8 Ways to Lose at Relationships


This blog post, written by Dr. Colleen Mullen, Psy.D., LMFT was originally published on EverydayPowerBlog.com.

Is what you’re doing ruining your relationship?

Why would you want to read a list of actions to take to kill your relationship? As a marriage and family therapist, I’m usually talking to my clients about healthy behaviors and ways of communicating to help get them to a more unified, loving place. However, what I really spend a lot of time doing is listening to how the following behaviors are wreaking havoc on their relationships. It’s quite sad.

Please note: Couples should be diligently avoid the following behaviors to ensure better relationship satisfaction and emotional fulfillment.
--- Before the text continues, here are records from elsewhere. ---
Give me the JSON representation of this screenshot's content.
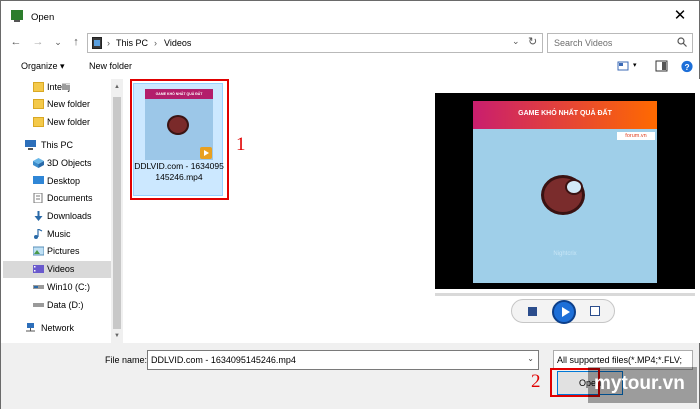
{
  "window": {
    "title": "Open",
    "close_glyph": "✕"
  },
  "nav": {
    "back_glyph": "←",
    "forward_glyph": "→",
    "recent_glyph": "⌄",
    "up_glyph": "↑",
    "breadcrumb": [
      "This PC",
      "Videos"
    ],
    "separator": "›",
    "dropdown_glyph": "⌄",
    "refresh_glyph": "↻",
    "search_placeholder": "Search Videos"
  },
  "toolbar": {
    "organize_label": "Organize ▾",
    "new_folder_label": "New folder",
    "view_glyph": "▾"
  },
  "sidebar": {
    "items": [
      {
        "label": "Intellij",
        "icon": "folder-icon"
      },
      {
        "label": "New folder",
        "icon": "folder-icon"
      },
      {
        "label": "New folder",
        "icon": "folder-icon"
      },
      {
        "label": "This PC",
        "icon": "computer-icon"
      },
      {
        "label": "3D Objects",
        "icon": "cube-icon"
      },
      {
        "label": "Desktop",
        "icon": "desktop-icon"
      },
      {
        "label": "Documents",
        "icon": "document-icon"
      },
      {
        "label": "Downloads",
        "icon": "download-icon"
      },
      {
        "label": "Music",
        "icon": "music-icon"
      },
      {
        "label": "Pictures",
        "icon": "picture-icon"
      },
      {
        "label": "Videos",
        "icon": "video-icon",
        "selected": true
      },
      {
        "label": "Win10 (C:)",
        "icon": "drive-icon"
      },
      {
        "label": "Data (D:)",
        "icon": "drive-icon"
      },
      {
        "label": "Network",
        "icon": "network-icon"
      }
    ]
  },
  "files": [
    {
      "name": "DDLVID.com - 1634095145246.mp4",
      "thumb_title": "GAME KHÓ NHẤT QUẢ ĐẤT"
    }
  ],
  "preview": {
    "video_title": "GAME KHÓ NHẤT QUẢ ĐẤT",
    "forum_badge": "forum.vn",
    "watermark": "Nightcrix"
  },
  "footer": {
    "file_name_label": "File name:",
    "file_name_value": "DDLVID.com - 1634095145246.mp4",
    "file_type_value": "All supported files(*.MP4;*.FLV;",
    "open_label": "Open",
    "dropdown_glyph": "⌄"
  },
  "annotations": {
    "step1": "1",
    "step2": "2",
    "color": "#e00000"
  },
  "watermark_logo": "mytour.vn"
}
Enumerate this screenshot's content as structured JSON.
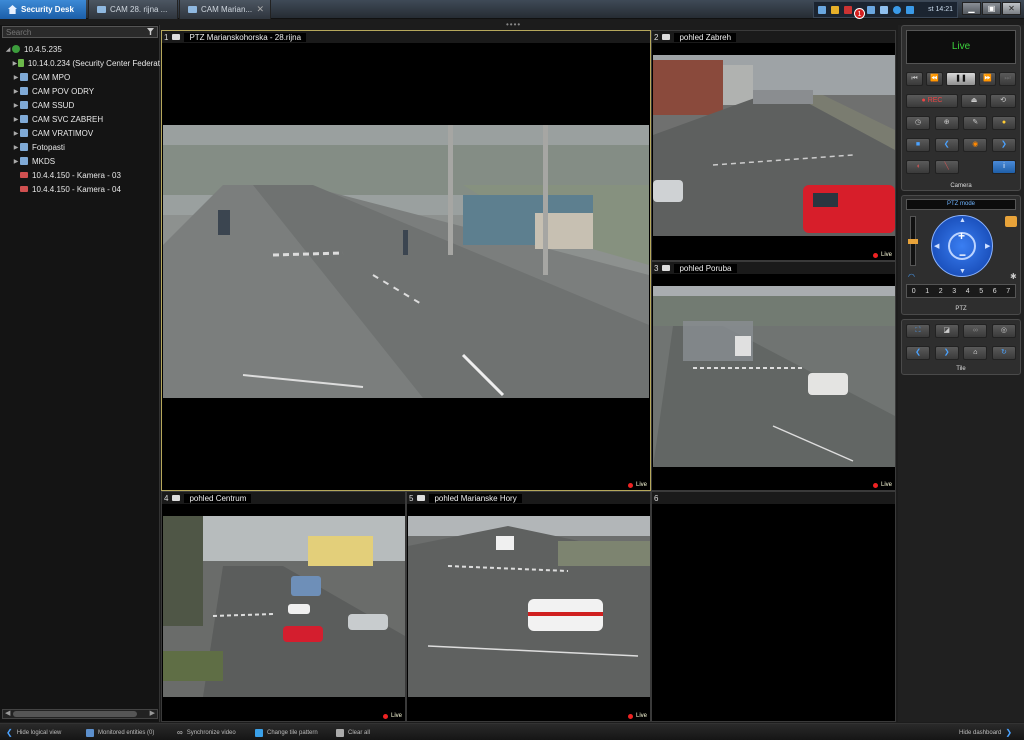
{
  "tabs": [
    {
      "label": "Security Desk"
    },
    {
      "label": "CAM 28. rijna ..."
    },
    {
      "label": "CAM Marian..."
    }
  ],
  "tray": {
    "alert_count": "1",
    "clock": "st 14:21"
  },
  "search": {
    "placeholder": "Search"
  },
  "tree": {
    "root": "10.4.5.235",
    "items": [
      "10.14.0.234 (Security Center Federat",
      "CAM MPO",
      "CAM POV ODRY",
      "CAM SSUD",
      "CAM SVC ZABREH",
      "CAM VRATIMOV",
      "Fotopasti",
      "MKDS",
      "10.4.4.150 - Kamera - 03",
      "10.4.4.150 - Kamera - 04"
    ]
  },
  "tiles": [
    {
      "num": "1",
      "name": "PTZ Marianskohorska - 28.rijna",
      "live": "Live"
    },
    {
      "num": "2",
      "name": "pohled Zabreh",
      "live": "Live"
    },
    {
      "num": "3",
      "name": "pohled Poruba",
      "live": "Live"
    },
    {
      "num": "4",
      "name": "pohled Centrum",
      "live": "Live"
    },
    {
      "num": "5",
      "name": "pohled Marianske Hory",
      "live": "Live"
    },
    {
      "num": "6"
    }
  ],
  "camera_widget": {
    "status": "Live",
    "rec": "REC",
    "title": "Camera"
  },
  "ptz_widget": {
    "mode": "PTZ mode",
    "title": "PTZ",
    "presets": [
      "0",
      "1",
      "2",
      "3",
      "4",
      "5",
      "6",
      "7"
    ]
  },
  "tile_widget": {
    "title": "Tile"
  },
  "bottombar": {
    "hide_logical": "Hide logical view",
    "monitored": "Monitored entities (0)",
    "sync": "Synchronize video",
    "pattern": "Change tile pattern",
    "clear": "Clear all",
    "hide_dashboard": "Hide dashboard"
  }
}
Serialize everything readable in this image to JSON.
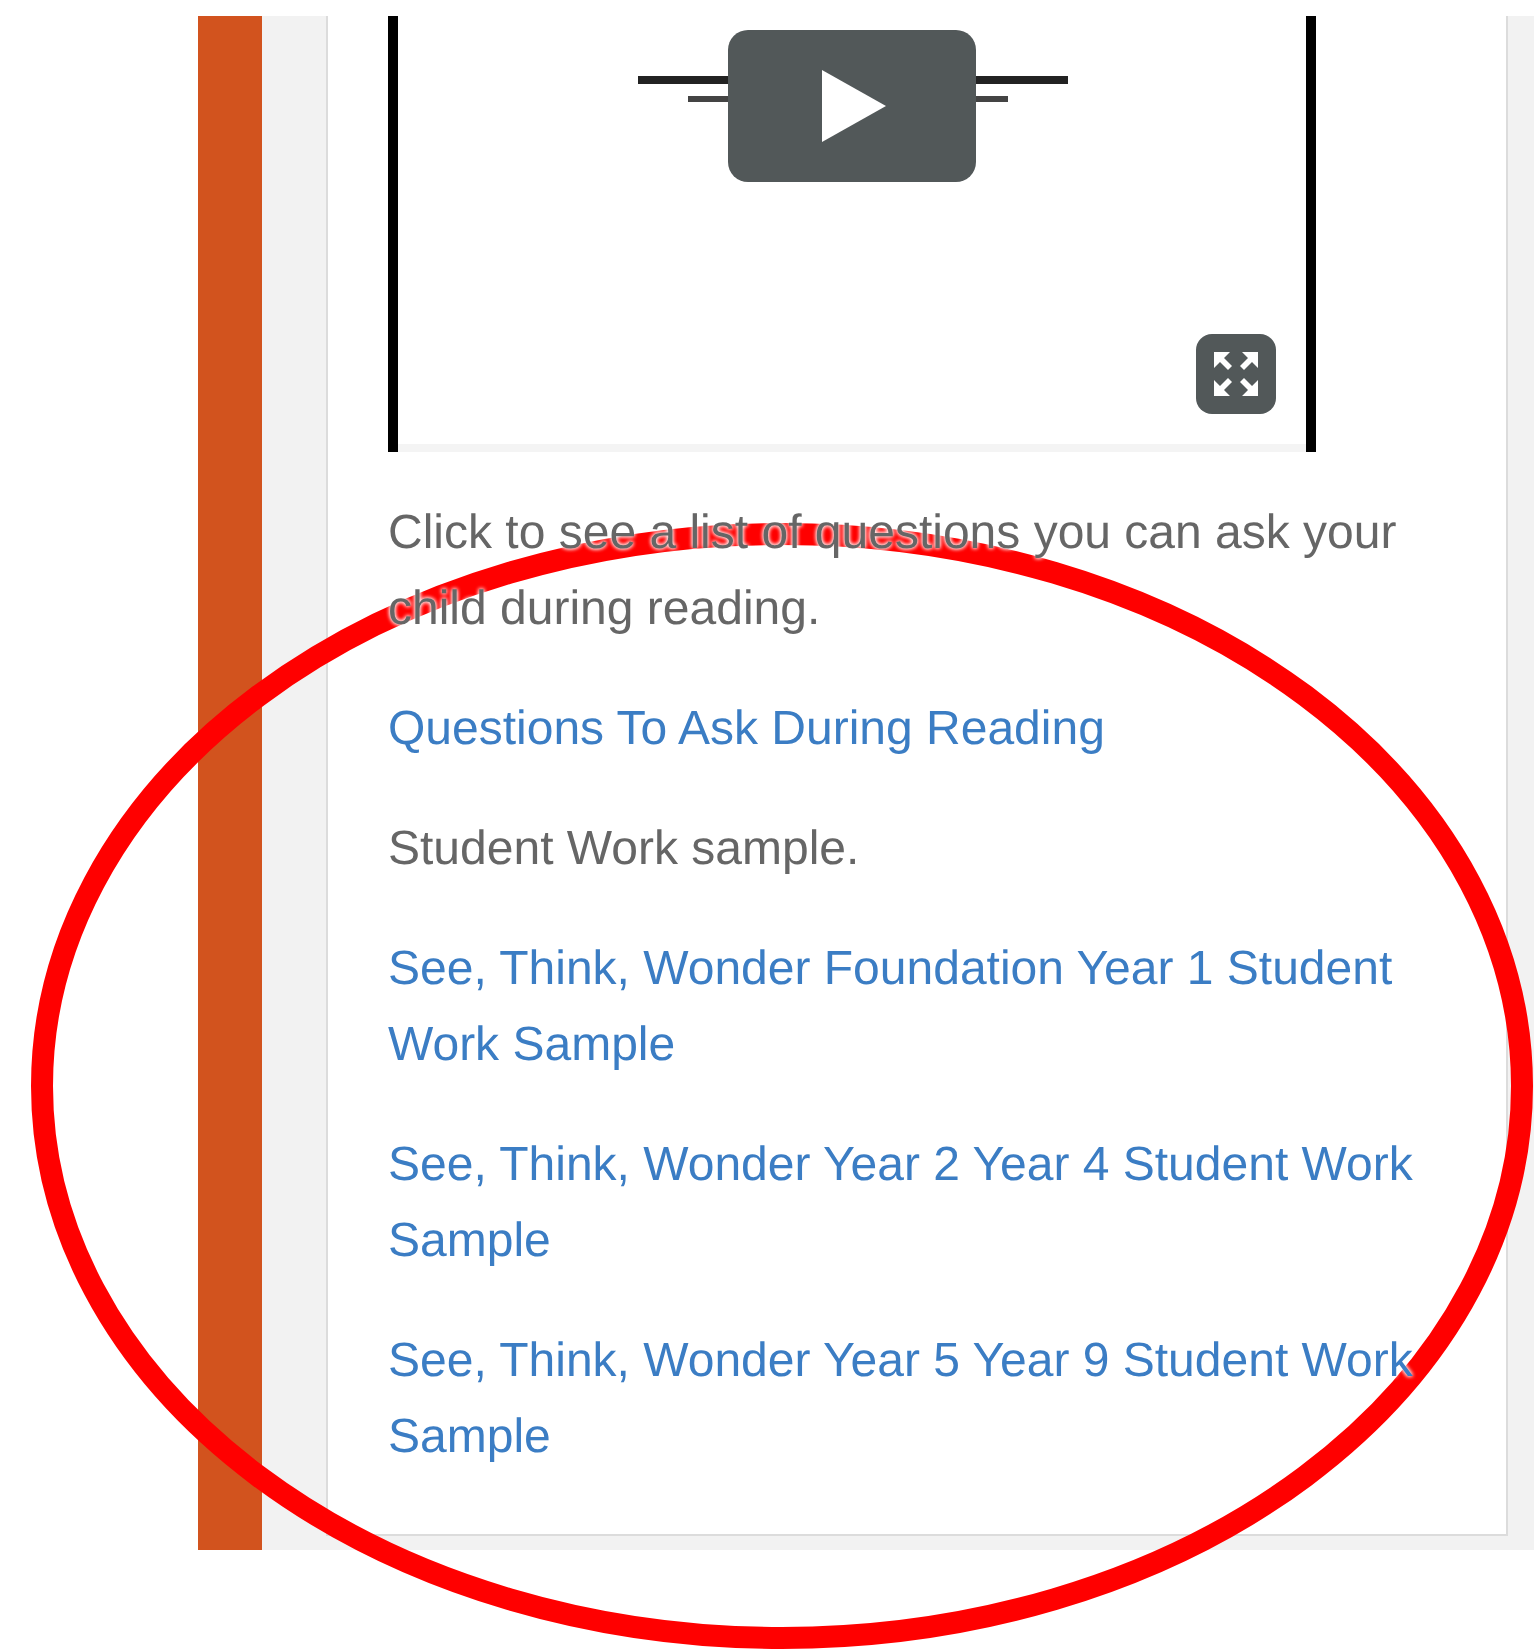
{
  "content": [
    {
      "kind": "text",
      "text": "Click to see a list of questions you can ask your child during reading."
    },
    {
      "kind": "link",
      "text": "Questions To Ask During Reading"
    },
    {
      "kind": "text",
      "text": "Student Work sample."
    },
    {
      "kind": "link",
      "text": "See, Think, Wonder Foundation Year 1 Student Work Sample"
    },
    {
      "kind": "link",
      "text": "See, Think, Wonder Year 2 Year 4 Student Work Sample"
    },
    {
      "kind": "link",
      "text": "See, Think, Wonder Year 5 Year 9 Student Work Sample"
    }
  ],
  "annotations": [
    {
      "kind": "ellipse"
    }
  ]
}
  • Dig your feet in the ground and insist that no matter what your partner says, you are definitely right.
  • Don’t respond when your partner asks you something.
  • Stop doing the activities you know your partner enjoys.
  • Tell your friends about your arguments.
  • Stop going on dates and just believe that staying at home in the living room together is how you spend quality time together.
  • Stop calling or communicating support during long work days.
  • Don’t offer to help your honey when they have a lot of life stress on their plate.
  • Talk over your partner at every opportunity, especially when you are upset.

Obviously, the solution to this is to do the opposite. The skills to do the opposite of the above will make you a better communicator, a better listener and someone who is in tune with their partner and mindful of their needs. You can’t go wrong with that combination!


I’m not going to leave you hanging, here’s

The Recipe for a Successful Relationship

  • Sometimes you might both be correct, there doesn’t have to be a “winner”.
  • When your partner asks you something, respond to them – let them know you’re listening.
  • Participate in activities just because you know your partner enjoys them.
  • Leave your friends out of your arguments. It’s appropriate to ask for support, but telling the intimate details of what people say when they are mad usually just adds fire to the flames of discord.
  • It’s important to continue to date each other. I meet a lot of couples who say, “We’re together all the time.” That’s not the same as spending quality time together, where you just focus on each other and staying in tune with who you are as friends and lovers.
  • It’s nice to be thought of during the day. It’s easy to get complacent in a relationship and decrease communication. It’s perfectly OK to send your partner a text just saying, “I’m thinking of you” when they are spending long hours away from home.
  • Offer emotional support. You don’t have to solve their problems, but you can be there for them emotionally to let them vent about their stresses to you.
  • Listen to hear you partner, not to react. Couples that slow down their reactions to each other can really hone in and listen to what their partner is saying. This so often leads to more peaceful communication and provides more opportunity for learning about your partner.

This recipe for success seems simple and pretty elementary when you read it, but it takes practice and developing skills to implement it. If you’ve been in conflict with your partner, I would encourage you to pick 1 item off the success recipe and implement it this week and each week, pick a new one to add. Each week, you’ll begin feeling stronger in your abilities to be a communicative, supportive, present and mindful partner. Best wishes for success to you!